■ Exercise details ■
Your copy should match the records exactly, except that no pictures appear in it.

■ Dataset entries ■

──────────────────────────────

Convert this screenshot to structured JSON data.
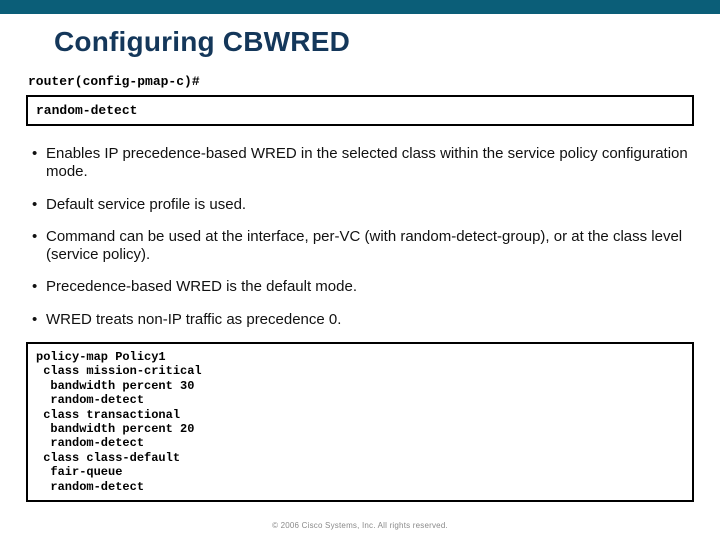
{
  "slide": {
    "title": "Configuring CBWRED",
    "prompt": "router(config-pmap-c)#",
    "command": "random-detect",
    "bullets": [
      "Enables IP precedence-based WRED in the selected class within the service policy configuration mode.",
      "Default service profile is used.",
      "Command can be used at the interface, per-VC (with random-detect-group), or at the class level (service policy).",
      "Precedence-based WRED is the default mode.",
      "WRED treats non-IP traffic as precedence 0."
    ],
    "code": "policy-map Policy1\n class mission-critical\n  bandwidth percent 30\n  random-detect\n class transactional\n  bandwidth percent 20\n  random-detect\n class class-default\n  fair-queue\n  random-detect",
    "footer": "© 2006 Cisco Systems, Inc. All rights reserved."
  }
}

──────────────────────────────

■ Written solution ■
Convert this screenshot to structured JSON data.
{
  "slide": {
    "title": "Configuring CBWRED",
    "prompt": "router(config-pmap-c)#",
    "command": "random-detect",
    "bullets": [
      "Enables IP precedence-based WRED in the selected class within the service policy configuration mode.",
      "Default service profile is used.",
      "Command can be used at the interface, per-VC (with random-detect-group), or at the class level (service policy).",
      "Precedence-based WRED is the default mode.",
      "WRED treats non-IP traffic as precedence 0."
    ],
    "code": "policy-map Policy1\n class mission-critical\n  bandwidth percent 30\n  random-detect\n class transactional\n  bandwidth percent 20\n  random-detect\n class class-default\n  fair-queue\n  random-detect",
    "footer": "© 2006 Cisco Systems, Inc. All rights reserved."
  }
}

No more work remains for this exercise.